Deal value in cleantech through Q3 2023, as a percentage of the full year 2022, stands at 57.2 per cent, while the total European VC market is at just 40 per cent.
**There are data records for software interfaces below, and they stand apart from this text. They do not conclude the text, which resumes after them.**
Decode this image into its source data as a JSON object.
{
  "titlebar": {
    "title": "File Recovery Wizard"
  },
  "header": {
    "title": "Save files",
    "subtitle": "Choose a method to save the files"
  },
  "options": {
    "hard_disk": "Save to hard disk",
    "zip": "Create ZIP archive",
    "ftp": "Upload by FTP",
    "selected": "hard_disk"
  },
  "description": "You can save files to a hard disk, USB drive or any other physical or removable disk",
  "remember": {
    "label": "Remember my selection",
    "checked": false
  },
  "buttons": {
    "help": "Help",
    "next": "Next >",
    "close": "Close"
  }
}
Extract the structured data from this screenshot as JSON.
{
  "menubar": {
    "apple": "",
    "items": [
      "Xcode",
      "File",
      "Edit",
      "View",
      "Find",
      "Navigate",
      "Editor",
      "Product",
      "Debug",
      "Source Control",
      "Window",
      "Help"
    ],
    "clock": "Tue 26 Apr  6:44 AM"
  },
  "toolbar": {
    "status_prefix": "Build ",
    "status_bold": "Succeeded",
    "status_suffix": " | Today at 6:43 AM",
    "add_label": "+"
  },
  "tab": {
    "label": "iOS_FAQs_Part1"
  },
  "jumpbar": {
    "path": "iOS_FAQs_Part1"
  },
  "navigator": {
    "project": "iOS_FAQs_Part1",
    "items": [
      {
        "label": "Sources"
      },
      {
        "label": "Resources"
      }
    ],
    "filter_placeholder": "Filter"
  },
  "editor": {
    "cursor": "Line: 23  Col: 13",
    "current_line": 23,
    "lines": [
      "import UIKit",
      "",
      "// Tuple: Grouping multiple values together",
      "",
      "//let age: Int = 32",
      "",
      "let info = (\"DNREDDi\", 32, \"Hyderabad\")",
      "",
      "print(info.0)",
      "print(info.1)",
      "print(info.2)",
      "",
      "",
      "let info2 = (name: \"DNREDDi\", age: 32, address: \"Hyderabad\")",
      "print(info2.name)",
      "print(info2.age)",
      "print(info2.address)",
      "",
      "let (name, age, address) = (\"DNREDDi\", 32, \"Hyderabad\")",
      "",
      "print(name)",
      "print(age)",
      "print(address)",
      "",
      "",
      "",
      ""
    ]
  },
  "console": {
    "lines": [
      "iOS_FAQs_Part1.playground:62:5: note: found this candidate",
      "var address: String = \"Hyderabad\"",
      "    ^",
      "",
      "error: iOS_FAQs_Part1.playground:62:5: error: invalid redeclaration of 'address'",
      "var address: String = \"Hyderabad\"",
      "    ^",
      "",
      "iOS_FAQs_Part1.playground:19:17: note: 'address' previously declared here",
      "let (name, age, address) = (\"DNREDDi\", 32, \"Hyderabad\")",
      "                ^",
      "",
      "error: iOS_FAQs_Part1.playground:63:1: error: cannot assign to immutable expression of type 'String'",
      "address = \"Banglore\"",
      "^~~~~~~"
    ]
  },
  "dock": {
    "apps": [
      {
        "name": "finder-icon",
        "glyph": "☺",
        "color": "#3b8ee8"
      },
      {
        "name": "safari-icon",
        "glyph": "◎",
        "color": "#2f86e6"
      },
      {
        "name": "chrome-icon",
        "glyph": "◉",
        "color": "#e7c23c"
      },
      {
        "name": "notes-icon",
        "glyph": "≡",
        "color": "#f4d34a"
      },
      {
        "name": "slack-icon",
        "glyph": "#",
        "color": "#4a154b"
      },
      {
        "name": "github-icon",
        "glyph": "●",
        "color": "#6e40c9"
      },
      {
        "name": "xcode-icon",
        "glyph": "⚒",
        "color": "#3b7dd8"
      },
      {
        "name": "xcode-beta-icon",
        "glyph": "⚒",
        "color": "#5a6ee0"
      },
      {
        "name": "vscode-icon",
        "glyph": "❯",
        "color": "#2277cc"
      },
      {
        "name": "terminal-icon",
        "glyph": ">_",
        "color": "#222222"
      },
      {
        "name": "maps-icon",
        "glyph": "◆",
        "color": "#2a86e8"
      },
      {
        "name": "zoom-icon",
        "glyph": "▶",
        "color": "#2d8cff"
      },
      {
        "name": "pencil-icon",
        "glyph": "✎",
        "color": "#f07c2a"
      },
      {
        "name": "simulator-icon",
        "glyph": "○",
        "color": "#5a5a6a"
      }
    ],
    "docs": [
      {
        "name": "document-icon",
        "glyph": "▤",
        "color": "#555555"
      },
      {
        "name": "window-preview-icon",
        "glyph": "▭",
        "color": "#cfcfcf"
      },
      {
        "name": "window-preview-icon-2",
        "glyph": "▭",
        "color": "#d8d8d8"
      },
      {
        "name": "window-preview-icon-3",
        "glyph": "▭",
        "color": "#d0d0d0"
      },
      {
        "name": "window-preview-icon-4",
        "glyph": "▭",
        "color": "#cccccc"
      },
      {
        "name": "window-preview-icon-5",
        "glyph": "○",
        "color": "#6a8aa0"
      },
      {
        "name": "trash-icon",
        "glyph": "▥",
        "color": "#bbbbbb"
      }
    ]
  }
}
It suggests that cleantech remains more insulated from a market downturn.
Other key verticals in Europe, such as software as a service (SaaS), fintech, and AI & machine learning, have shown more significant declines in deal value this year.
Favourable regulations in Europe, especially on decarbonisation, are expected to support the growth of cleantech startups and the race toward achieving net-zero carbon emissions in the continent.
In Q3 2023, five of the ten largest deals in the quarter were cleantech deals, including the top three investments, indicating continued investor interest in the sector.
The limited exit activity in cleantech is evident, with exit value in Q3 2023 at only 7.1 per cent of the previous year’s level, while other verticals have seen higher exit activity.
European governments are increasing their investments in cleantech, with examples such as the French government offering tax credits to encourage investments in renewable and low-carbon technologies expected to generate substantial private investments by 2030.
Exit activity in the venture capital (VC) ecosystem has shown limited recovery in 2023, fluctuating around a low-single-digit billion value throughout the year, unveils the report.
In the first three quarters of 2023, exit value reached €9.1B, 72.8 per cent lower than the same period in the previous year.
Further, 2023 is expected to be the most depressing year for exit value since 2013, says the company.
The report suggests that the revival of exit activity is expected to depend on a recovery in broader valuations and public listings.
The ratio of total investments-to-exits has decreased from 11.9x in 2022 to 11.5x at the end of Q3 2023, primarily due to a greater decline in the number of investments compared to exits.
The report says the IT hardware demonstrates the most resilience, while the energy sector experiences the greatest declines in exit activity during the first nine months of the year.
The resilience in IT hardware is attributed to acquisitions like Augmenta and Panthronics.
In software’s largest sector, exit value declines are moderate, decreasing by 69.3 per cent through Q3 2023 compared to the first three quarters of 2022.
In the third quarter of 2023, exit activity was prominent in five sectors, with software and biotech & pharma generating the most value.
The top 10 exits in Q3 2023 also featured a dominance of the software industry with the largest exit being the acquisition of biologics player Kerecis for €1.2B in the biotech & pharma sector.
In Q3 2023, VC fundraising was only at half the level of 2022, with €13.9B raised in the first nine months compared to €27.6B in 2022.
While weaker year-over-year, fundraising has increased since H1 2023 with €8.9B raised.
The report anticipated that fundraising in 2023 will surpass 2022 levels, unlike the trend seen in private equity which has been strong. One of the reasons for this lag is the need for megafunds in VC, which can significantly impact total capital raised.
The largest VC funds in 2023, like NATO’s Innovation Fund and Highland Europe Technology Growth V, are much smaller than the top private equity funds.
Smaller VC firms face an even tougher fundraising environment, with LPs prioritising relationships with established firms.
There is a shift of capital towards more experienced VC managers, comprising 59.6 per cent of capital raised in Q3 2023, up from 53.3 per cent in 2022.
The number of first-time VC funds closing in Q3 2023 (23) is significantly lower than the total in 2022 (76).